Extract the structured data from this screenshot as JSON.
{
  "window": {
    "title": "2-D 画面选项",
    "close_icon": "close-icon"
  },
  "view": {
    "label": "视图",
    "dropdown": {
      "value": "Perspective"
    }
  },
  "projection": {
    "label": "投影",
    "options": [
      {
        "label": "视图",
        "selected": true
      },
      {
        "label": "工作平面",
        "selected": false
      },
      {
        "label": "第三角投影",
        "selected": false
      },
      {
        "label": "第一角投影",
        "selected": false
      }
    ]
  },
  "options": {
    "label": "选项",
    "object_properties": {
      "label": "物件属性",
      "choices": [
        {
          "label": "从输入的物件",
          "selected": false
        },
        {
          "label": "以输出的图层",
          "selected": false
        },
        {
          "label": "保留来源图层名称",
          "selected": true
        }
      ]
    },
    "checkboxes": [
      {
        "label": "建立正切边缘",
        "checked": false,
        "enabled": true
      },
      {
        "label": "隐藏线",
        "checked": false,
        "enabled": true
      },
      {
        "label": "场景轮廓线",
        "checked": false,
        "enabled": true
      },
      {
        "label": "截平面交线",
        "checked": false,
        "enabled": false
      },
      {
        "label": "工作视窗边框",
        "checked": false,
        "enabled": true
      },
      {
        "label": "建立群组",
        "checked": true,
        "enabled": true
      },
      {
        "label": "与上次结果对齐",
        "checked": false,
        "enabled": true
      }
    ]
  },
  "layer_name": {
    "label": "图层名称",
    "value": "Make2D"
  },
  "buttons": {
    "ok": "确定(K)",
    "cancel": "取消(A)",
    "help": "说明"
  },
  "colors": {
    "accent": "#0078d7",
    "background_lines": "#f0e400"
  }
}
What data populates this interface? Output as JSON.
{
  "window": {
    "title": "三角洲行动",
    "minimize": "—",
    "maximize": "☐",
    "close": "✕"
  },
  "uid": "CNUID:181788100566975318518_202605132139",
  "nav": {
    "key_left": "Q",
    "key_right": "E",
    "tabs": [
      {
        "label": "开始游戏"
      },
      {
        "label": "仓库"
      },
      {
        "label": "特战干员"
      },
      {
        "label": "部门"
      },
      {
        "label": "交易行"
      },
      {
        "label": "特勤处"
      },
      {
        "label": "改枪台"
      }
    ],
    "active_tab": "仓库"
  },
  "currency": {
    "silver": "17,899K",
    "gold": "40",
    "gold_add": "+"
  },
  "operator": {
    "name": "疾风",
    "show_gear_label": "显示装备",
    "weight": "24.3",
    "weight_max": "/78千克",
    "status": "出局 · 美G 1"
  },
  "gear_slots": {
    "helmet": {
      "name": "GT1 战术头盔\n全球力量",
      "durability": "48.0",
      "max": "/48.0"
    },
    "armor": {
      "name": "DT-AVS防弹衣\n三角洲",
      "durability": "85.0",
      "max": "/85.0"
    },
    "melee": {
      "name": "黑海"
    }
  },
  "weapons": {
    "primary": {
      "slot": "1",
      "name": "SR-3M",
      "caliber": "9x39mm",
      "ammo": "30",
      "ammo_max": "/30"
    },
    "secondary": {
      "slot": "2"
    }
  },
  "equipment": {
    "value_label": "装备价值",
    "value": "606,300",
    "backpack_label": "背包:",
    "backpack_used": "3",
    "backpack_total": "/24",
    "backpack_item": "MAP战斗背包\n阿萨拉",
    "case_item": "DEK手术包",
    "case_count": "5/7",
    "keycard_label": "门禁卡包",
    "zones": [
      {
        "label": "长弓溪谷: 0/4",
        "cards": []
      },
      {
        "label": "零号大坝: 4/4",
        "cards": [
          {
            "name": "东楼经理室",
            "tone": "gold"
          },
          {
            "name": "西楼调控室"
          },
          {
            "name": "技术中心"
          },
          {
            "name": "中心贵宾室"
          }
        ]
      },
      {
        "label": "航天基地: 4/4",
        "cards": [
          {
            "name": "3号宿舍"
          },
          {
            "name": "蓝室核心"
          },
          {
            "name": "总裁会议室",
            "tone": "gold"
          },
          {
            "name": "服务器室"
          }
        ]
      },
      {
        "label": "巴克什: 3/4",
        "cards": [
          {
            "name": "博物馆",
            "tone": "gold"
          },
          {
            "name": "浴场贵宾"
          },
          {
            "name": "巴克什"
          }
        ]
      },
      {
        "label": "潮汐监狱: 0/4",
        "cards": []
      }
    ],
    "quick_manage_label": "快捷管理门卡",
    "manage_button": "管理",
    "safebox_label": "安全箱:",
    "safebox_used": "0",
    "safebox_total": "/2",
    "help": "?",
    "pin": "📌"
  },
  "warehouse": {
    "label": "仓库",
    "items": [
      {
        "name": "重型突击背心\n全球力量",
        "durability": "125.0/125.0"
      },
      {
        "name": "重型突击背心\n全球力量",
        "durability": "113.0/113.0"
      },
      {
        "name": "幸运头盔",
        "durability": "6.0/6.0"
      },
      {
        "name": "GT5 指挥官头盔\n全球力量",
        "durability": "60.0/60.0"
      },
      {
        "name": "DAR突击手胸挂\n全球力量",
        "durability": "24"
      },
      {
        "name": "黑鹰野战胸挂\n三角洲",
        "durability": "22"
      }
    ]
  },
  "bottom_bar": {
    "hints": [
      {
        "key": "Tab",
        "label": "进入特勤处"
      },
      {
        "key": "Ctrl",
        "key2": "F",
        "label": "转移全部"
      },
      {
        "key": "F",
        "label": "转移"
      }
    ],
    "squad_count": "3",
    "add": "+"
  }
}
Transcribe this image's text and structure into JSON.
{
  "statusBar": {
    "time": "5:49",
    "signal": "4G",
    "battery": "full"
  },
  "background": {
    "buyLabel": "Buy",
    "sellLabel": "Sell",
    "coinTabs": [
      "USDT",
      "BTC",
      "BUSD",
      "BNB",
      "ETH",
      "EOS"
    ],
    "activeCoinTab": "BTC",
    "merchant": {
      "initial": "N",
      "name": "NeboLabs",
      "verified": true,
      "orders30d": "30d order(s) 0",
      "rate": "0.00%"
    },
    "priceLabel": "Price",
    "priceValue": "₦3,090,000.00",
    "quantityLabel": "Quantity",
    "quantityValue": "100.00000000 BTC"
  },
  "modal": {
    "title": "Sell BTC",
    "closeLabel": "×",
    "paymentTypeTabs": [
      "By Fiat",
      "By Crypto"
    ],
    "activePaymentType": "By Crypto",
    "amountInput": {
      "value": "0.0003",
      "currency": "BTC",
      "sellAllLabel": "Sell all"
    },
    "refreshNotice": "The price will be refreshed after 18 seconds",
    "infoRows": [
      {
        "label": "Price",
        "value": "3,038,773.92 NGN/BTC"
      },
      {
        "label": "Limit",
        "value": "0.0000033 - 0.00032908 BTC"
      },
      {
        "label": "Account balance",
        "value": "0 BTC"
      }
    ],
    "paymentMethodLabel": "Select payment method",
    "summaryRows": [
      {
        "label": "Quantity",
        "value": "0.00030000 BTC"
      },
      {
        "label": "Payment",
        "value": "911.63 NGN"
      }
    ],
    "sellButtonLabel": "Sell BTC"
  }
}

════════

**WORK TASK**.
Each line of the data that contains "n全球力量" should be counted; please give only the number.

**SOLUTION**.
5